HAIRY EYEBALL Welcome to 2011. It’s a new dawn, it’s a young decade, and I’m feeling good about the following shows worth eyeballing now or further down the line.
JOB PISTON: “WE TOOK A FAMILY PORTRAIT”
On a recent trip back to Taiwan, Job Piston took pictures of his grandfather’s garden, the former backdrop for many a family portrait. In Piston’s crisp C-prints, the garden stands as a verdant, almost-threatened exception to the urban sprawl that has sprung up around it. Standing in contrast to these landscapes are Piston’s photograms of the city that has grown beyond the walls of his grandfather’s compound. Created by exposing photographic paper to images on a computer screen originally shot by Piston using his cellphone, these are second-generation copies: photographs of pictures. Much like the now depopulated garden, the blurred, imprecise photograms are reminders, both beautiful and sad, that even through pictures one can never go back. Through Jan. 29. Silverman Gallery, 804 Sutter, SF. Tues.-Sat., 11 a.m.-6 p.m. (415) 255-9508, www.silverman-gallery.com.

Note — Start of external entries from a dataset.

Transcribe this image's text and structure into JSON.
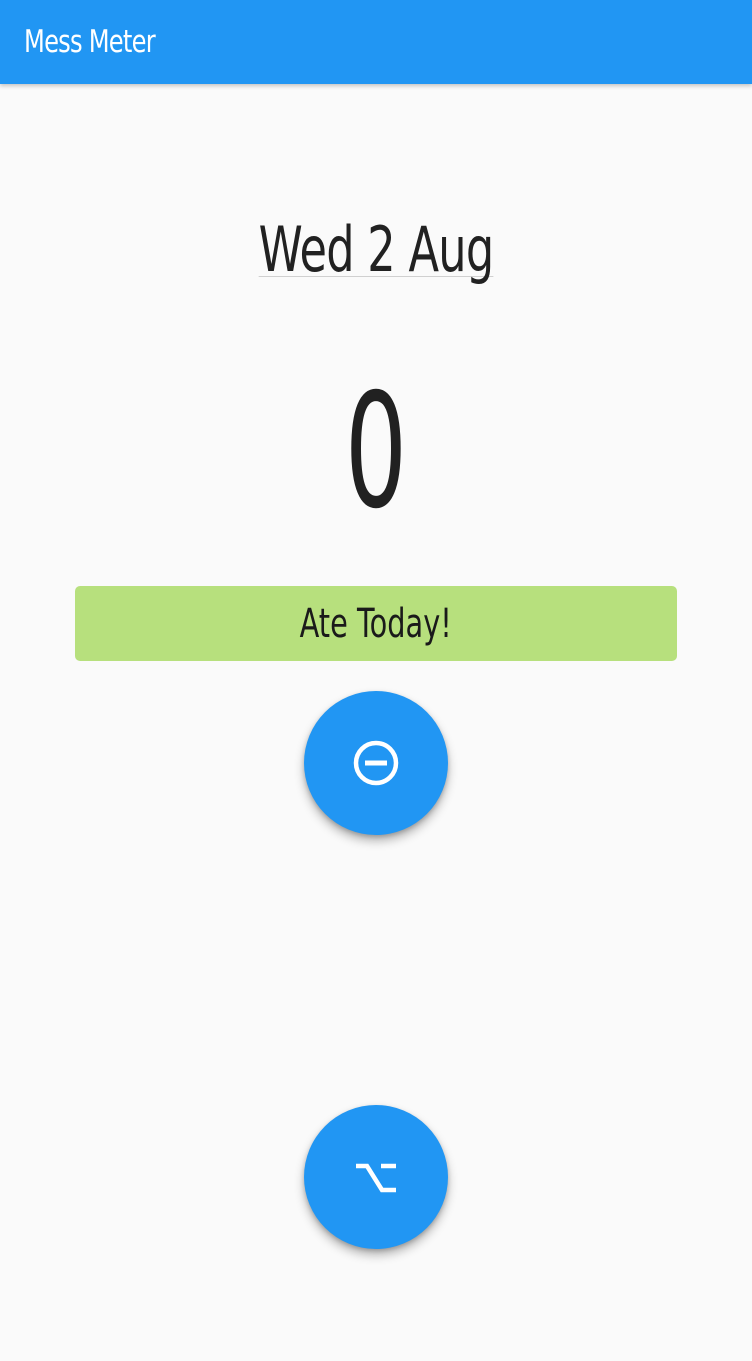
{
  "app_bar": {
    "title": "Mess Meter",
    "color": "#2196f3"
  },
  "main": {
    "date": "Wed 2 Aug",
    "count": "0",
    "ate_button": {
      "label": "Ate Today!",
      "color": "#b7e07d"
    },
    "decrement_button": {
      "icon": "remove-circle-outline-icon"
    },
    "option_button": {
      "icon": "option-key-icon"
    }
  }
}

GEOFF CHADSEY: “SHIFT, RETURN”
Seemingly summoned from online backwaters of amateur gay porn sites, the men in Geoff Chadsey’s watercolor pencil portraits are turned on, tuned out, and chopped and screwed. An Abercrombie & Fitch-clad stud poses contrapposto in his underwear, his African American face standing in stark contrast to his blond tresses and white appendages. A shirtless bro in a trucker hat, his eyes squinting somewhere between sexy face and catatonia, has an extra set of arms. The lurid flush of Chadsey’s color palette — blues like Drano, pink flesh that crawls with green — only adds to the discomfiting mix of the banal and the extraordinary in his work. Through Feb. 12. Electric Works, 130 Eighth St., SF. (415) 626-5496, www.sfelectricworks.com.
RUTH HODGINS AND KIT ROSENBERG: “ALTERED STATES”
Ruth Hodgins and Kit Rosenberg are a collaborative duo who met as MFA students at the SF Art Institute. While they are by no means the first artists to re-present everyday objects and materials, the “all bets are off” approach their work takes play very seriously, extending visual puns into more complicated thought experiments. In Theseus, for example, cooking twine is spun around nails hammered into on a board to create a wall-mounted labyrinth, as if to say that which forms the prison is also the means of escaping it. Through Feb. 19. WE Artspace. 768 40th St., Oakl. www.weartspace.com.
David Cunningham’s excellent gallery space at 924 Folsom may be no more, but the man with the golden eye is still actively curating. Case in point: this group show at The Lab, which brings together work by six European artists operating at the intersection of architecture, sculpture, and installation. Of particular note is Cath Campbell’s second full scale realization of her ongoing installation 50 Ways To Leave Your Lover, which uses the titles of sentimental pop songs as blueprints for drawings, video, and models of imagined spaces. Jan. 14-Feb. 19. The Lab, 2948 16th St., SF. (415) 864-8855, www.thelab.org.
EVA HESSE: “STUDIOWORK”
A belated coda of sorts to the large Hesse retrospective SFMOMA held back in 2002, this show focuses on the small, makeshift pieces that the sculptor would use as test runs or sketches of her larger works-in-progress. A friend once described Hesse’s amalgams of latex, wire-mesh, wax, fiberglass, and cheesecloth as “sad sacks,” but I don’t think that designation covers the range of effect her work elicits. There’s exuberance, playfulness, and even eroticism, to be found in her manipulation of the above industrial materials; all qualities I hope shine through in even these self-consciously “minor” works of an artist who was anything but. Also on tap at BAM for August is a retrospective of the stunning collage work of another German, painter Kurt Schwitters. Pencil it in. Jan. 26-April 10. Berkeley Art Museum, 2626 Bancroft, Berk. (510) 642-0808, www.bampfa.berkeley.edu.
“THE STEINS COLLECT”
Gertrude Stein famously wore Balmain and had her portrait painted by Picasso. Lady knew how to live. So too, apparently, did her brothers Leo and Michael, and Michael’s wife, Sarah, who also collected art, held salons, and became important linchpins in Paris’ avant-garde circles in the early 1900s, after they expatriated from the family seat in Oakland. I hope this exhibit shines as much light on the Steins’ formative role in helping bringing modern art to the Bay as it does on the Matisses, Cezannes, Renoir, Picassos, and Bonnards they fervently acquired. May 21-Sept. 6. SFMOMA, 151 Third St., SF. (415) 357-4000, www.sfmoma.org.